U.S. Classification192/96, 192/99.00S, 192/89.21, 192/70.23
International ClassificationF16H19/00
Cooperative ClassificationF16D25/086
European ClassificationF16D25/08B3
Legal Events
DateCodeEventDescription
Jan 18, 2007ASAssignment
Owner name: YAMAHA HATSUDOKI KABUSHIKI KAISHA, JAPAN
Free format text: ASSIGNMENT OF ASSIGNORS INTEREST;ASSIGNORS:ISHIDA, YOUSUKE;OISHI, AKIFUMI;MURAYAMA, TAKUJI;REEL/FRAME:018785/0942
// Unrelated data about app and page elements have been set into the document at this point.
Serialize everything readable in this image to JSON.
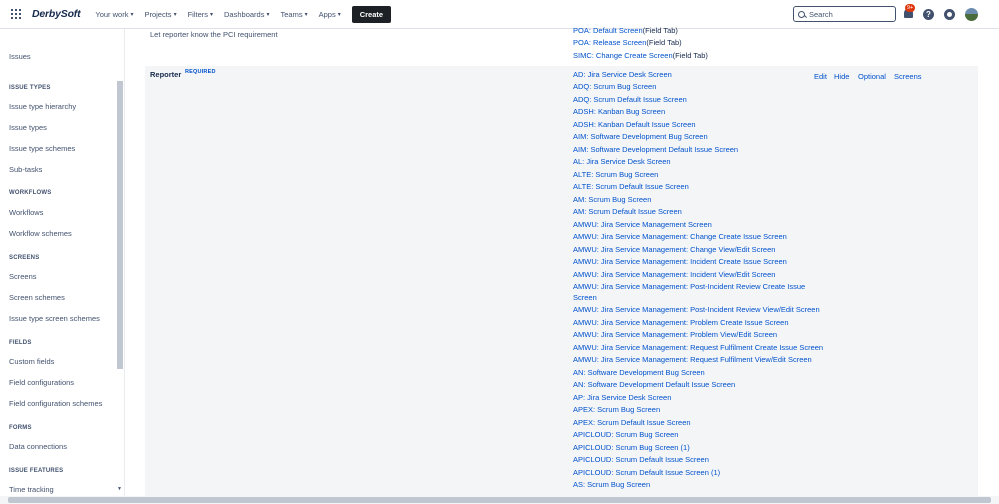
{
  "topbar": {
    "logo": "DerbySoft",
    "nav": [
      "Your work",
      "Projects",
      "Filters",
      "Dashboards",
      "Teams",
      "Apps"
    ],
    "create_label": "Create",
    "search_placeholder": "Search",
    "notification_count": "9+"
  },
  "sidebar": {
    "issues_label": "Issues",
    "sections": [
      {
        "title": "ISSUE TYPES",
        "items": [
          "Issue type hierarchy",
          "Issue types",
          "Issue type schemes",
          "Sub-tasks"
        ]
      },
      {
        "title": "WORKFLOWS",
        "items": [
          "Workflows",
          "Workflow schemes"
        ]
      },
      {
        "title": "SCREENS",
        "items": [
          "Screens",
          "Screen schemes",
          "Issue type screen schemes"
        ]
      },
      {
        "title": "FIELDS",
        "items": [
          "Custom fields",
          "Field configurations",
          "Field configuration schemes"
        ]
      },
      {
        "title": "FORMS",
        "items": [
          "Data connections"
        ]
      },
      {
        "title": "ISSUE FEATURES",
        "items": [
          "Time tracking"
        ]
      }
    ]
  },
  "main": {
    "top_links": [
      {
        "text": "POA: Default Screen",
        "tail": "(Field Tab)"
      },
      {
        "text": "POA: Release Screen",
        "tail": "(Field Tab)"
      },
      {
        "text": "SIMC: Change Create Screen",
        "tail": "(Field Tab)"
      }
    ],
    "description": "Let reporter know the PCI requirement",
    "field_name": "Reporter",
    "required_label": "REQUIRED",
    "actions": [
      "Edit",
      "Hide",
      "Optional",
      "Screens"
    ],
    "screens": [
      "AD: Jira Service Desk Screen",
      "ADQ: Scrum Bug Screen",
      "ADQ: Scrum Default Issue Screen",
      "ADSH: Kanban Bug Screen",
      "ADSH: Kanban Default Issue Screen",
      "AIM: Software Development Bug Screen",
      "AIM: Software Development Default Issue Screen",
      "AL: Jira Service Desk Screen",
      "ALTE: Scrum Bug Screen",
      "ALTE: Scrum Default Issue Screen",
      "AM: Scrum Bug Screen",
      "AM: Scrum Default Issue Screen",
      "AMWU: Jira Service Management Screen",
      "AMWU: Jira Service Management: Change Create Issue Screen",
      "AMWU: Jira Service Management: Change View/Edit Screen",
      "AMWU: Jira Service Management: Incident Create Issue Screen",
      "AMWU: Jira Service Management: Incident View/Edit Screen",
      "AMWU: Jira Service Management: Post-Incident Review Create Issue",
      "Screen",
      "AMWU: Jira Service Management: Post-Incident Review View/Edit Screen",
      "AMWU: Jira Service Management: Problem Create Issue Screen",
      "AMWU: Jira Service Management: Problem View/Edit Screen",
      "AMWU: Jira Service Management: Request Fulfilment Create Issue Screen",
      "AMWU: Jira Service Management: Request Fulfilment View/Edit Screen",
      "AN: Software Development Bug Screen",
      "AN: Software Development Default Issue Screen",
      "AP: Jira Service Desk Screen",
      "APEX: Scrum Bug Screen",
      "APEX: Scrum Default Issue Screen",
      "APICLOUD: Scrum Bug Screen",
      "APICLOUD: Scrum Bug Screen (1)",
      "APICLOUD: Scrum Default Issue Screen",
      "APICLOUD: Scrum Default Issue Screen (1)",
      "AS: Scrum Bug Screen"
    ]
  }
}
Effective date: 20061102
Apr 17, 2014FPAYFee payment
Year of fee payment: 4